**Task description**: Return the full listing, keeping every line exactly as it is.

**Material to process**:
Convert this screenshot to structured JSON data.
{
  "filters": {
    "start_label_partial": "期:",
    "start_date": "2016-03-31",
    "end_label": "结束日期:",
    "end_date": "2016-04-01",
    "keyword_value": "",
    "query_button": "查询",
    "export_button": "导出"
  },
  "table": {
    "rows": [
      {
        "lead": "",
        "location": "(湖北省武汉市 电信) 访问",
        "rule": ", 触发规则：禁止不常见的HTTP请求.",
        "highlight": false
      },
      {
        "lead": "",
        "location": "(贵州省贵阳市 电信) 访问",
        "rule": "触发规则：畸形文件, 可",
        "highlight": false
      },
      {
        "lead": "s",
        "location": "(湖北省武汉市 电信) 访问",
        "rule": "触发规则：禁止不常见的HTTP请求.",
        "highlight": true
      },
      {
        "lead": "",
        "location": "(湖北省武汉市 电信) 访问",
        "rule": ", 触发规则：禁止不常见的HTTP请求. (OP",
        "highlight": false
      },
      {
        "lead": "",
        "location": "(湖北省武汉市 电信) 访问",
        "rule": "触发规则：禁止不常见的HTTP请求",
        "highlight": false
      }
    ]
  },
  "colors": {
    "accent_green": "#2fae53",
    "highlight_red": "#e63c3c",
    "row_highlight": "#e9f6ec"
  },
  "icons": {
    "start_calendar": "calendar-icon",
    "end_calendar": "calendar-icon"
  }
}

**Your solution**:
Convert this screenshot to structured JSON data.
{
  "filters": {
    "start_label_partial": "期:",
    "start_date": "2016-03-31",
    "end_label": "结束日期:",
    "end_date": "2016-04-01",
    "keyword_value": "",
    "query_button": "查询",
    "export_button": "导出"
  },
  "table": {
    "rows": [
      {
        "lead": "",
        "location": "(湖北省武汉市 电信) 访问",
        "rule": ", 触发规则：禁止不常见的HTTP请求.",
        "highlight": false
      },
      {
        "lead": "",
        "location": "(贵州省贵阳市 电信) 访问",
        "rule": "触发规则：畸形文件, 可",
        "highlight": false
      },
      {
        "lead": "s",
        "location": "(湖北省武汉市 电信) 访问",
        "rule": "触发规则：禁止不常见的HTTP请求.",
        "highlight": true
      },
      {
        "lead": "",
        "location": "(湖北省武汉市 电信) 访问",
        "rule": ", 触发规则：禁止不常见的HTTP请求. (OP",
        "highlight": false
      },
      {
        "lead": "",
        "location": "(湖北省武汉市 电信) 访问",
        "rule": "触发规则：禁止不常见的HTTP请求",
        "highlight": false
      }
    ]
  },
  "colors": {
    "accent_green": "#2fae53",
    "highlight_red": "#e63c3c",
    "row_highlight": "#e9f6ec"
  },
  "icons": {
    "start_calendar": "calendar-icon",
    "end_calendar": "calendar-icon"
  }
}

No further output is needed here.